  17. Parker H, Aldridge J, Measham F: Illegal leisure: the normalization of adolescent drug use. 1998, London: RoutledgeGoogle Scholar
  18. Measham F, Aldridge J, Parker H: Dancing on drugs: risk, health and hedonism in the British club scene. 2001, London: Free Association BooksGoogle Scholar
  19. Duff C: Party drugs and party people: examining the 'normalization' of recreational drug use in Melbourne, Australia. International Journal of Drug Policy. 2005, 16: 161-170. 10.1016/j.drugpo.2005.02.001.View ArticleGoogle Scholar
  20. Paglia A, Room R: Preventing substance-use problems among youth:a literature review and recommendations. ARF research document series. 1988, Toronto: Addiction Research FoundationGoogle Scholar
  21. Aldridge J, Parker H, Measham F: Drug trying and drug use across adolescence: a longitudinal study of young people's drug taking in two regions of northern England, DPAS Paper 1. 1988, London: Drug Prevention Advisory Service, Home OfficeGoogle Scholar
  22. Boys A, Marsden J, Strang J: Understanding reasons for drug use amongst young people: a functional perspective. Health Education Research. 2001, 16: 457-469. 10.1093/her/16.4.457.View ArticlePubMedGoogle Scholar
  23. White B, Breen C, Degenhardt L: NSW Party Drug Trends 2002: Findings from the Illicit Drug Reporting System (IDRS) Party Drugs Module. 2003, Sydney: National Drug and Alcohol Research CentreGoogle Scholar
  24. Richards S: Worry grows over party pill industry. The Press. 2006, Christchurch, 11-Google Scholar
  25. Parrott AC: Human psychopharmacology of Ecstasy (MDMA): a review of 15 years of empirical research. Human Psychopharmacology. 2001, 16: 557-577. 10.1002/hup.351.View ArticlePubMedGoogle Scholar
  26. Allen RP, McCann UD, Ricaurte GA: Persistent effects of (±)-3,4-methylenedioxymethamphetamine (MDMA, "ecstasy") on human sleep. Sleep. 1993, 16: 560-564.PubMedGoogle Scholar
  27. Curran HV, Travill RA: Mood and cognitive effects of 3,4-methylenedioxymethamphetamine (MDMA, 'ecstasy'): week-end 'high' followed by mid-week low. Addiction. 1997, 92: 821-831. 10.1111/j.1360-0443.1997.tb02951.x.PubMedGoogle Scholar
  28. Vollenweider F, Gamma A, Liechti M, Huber T: Psychological and cardiovascular effects and short-term sequelae of MDMA ("ecstasy") in MDMA-naiive health volunteers. Neuropsychopharmacology. 1998, 19: 241-251. 10.1016/S0893-133X(98)00013-X.View ArticlePubMedGoogle Scholar
  29. Rajaratnam SMW, Arendt J: Health in a 24-h society. The Lancet. 2001, 358: 999-1005. 10.1016/S0140-6736(01)06108-6.View ArticleGoogle Scholar
  30. Curcio G, Ferrara M, De Gennaro L: Sleep loss, learning capacity and academic performance. Sleep Medicine Reviews. 2006, 10: 323-337. 10.1016/j.smrv.2005.11.001.View ArticlePubMedGoogle Scholar
  31. Degenhardt L, Dillon P, Duff C, Ross J: Driving, drug use behaviour and risk perceptions of nightclub attendees in Victoria, Australia. International Journal of Drug Policy. 2006, 17: 41-46. 10.1016/j.drugpo.2005.12.004.View ArticleGoogle Scholar
  32. NZ Herald Staff: Line between party pills and illegal drugs blurred – police. New Zealand Herald. 2007, WellingtonGoogle Scholar

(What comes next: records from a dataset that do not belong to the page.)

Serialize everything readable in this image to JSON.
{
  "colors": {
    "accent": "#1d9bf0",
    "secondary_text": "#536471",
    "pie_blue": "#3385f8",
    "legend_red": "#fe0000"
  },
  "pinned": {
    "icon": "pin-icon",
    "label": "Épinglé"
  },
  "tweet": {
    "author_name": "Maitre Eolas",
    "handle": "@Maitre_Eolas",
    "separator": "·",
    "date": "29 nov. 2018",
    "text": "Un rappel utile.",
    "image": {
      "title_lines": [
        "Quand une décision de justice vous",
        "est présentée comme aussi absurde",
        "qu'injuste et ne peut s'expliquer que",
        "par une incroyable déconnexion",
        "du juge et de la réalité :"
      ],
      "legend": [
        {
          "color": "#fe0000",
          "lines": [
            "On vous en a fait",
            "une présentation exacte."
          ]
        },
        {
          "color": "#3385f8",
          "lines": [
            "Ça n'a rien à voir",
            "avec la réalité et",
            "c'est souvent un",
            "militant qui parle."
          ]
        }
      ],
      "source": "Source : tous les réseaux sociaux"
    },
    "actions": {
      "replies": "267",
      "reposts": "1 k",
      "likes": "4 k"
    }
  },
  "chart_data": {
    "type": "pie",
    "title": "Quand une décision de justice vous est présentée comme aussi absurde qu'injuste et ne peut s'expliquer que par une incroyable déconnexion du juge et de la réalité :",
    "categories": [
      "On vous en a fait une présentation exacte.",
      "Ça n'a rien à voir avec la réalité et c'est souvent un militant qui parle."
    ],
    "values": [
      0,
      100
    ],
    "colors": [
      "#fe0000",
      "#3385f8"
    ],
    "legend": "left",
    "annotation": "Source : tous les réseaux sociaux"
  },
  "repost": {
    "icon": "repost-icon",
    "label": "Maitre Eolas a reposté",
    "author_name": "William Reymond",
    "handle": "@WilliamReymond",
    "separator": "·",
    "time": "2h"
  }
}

Copyright

© Butler and Sheridan; licensee BioMed Central Ltd. 2007

This article is published under license to BioMed Central Ltd. This is an Open Access article distributed under the terms of the Creative Commons Attribution License (http://creativecommons.org/licenses/by/2.0), which permits unrestricted use, distribution, and reproduction in any medium, provided the original work is properly cited.

Advertisement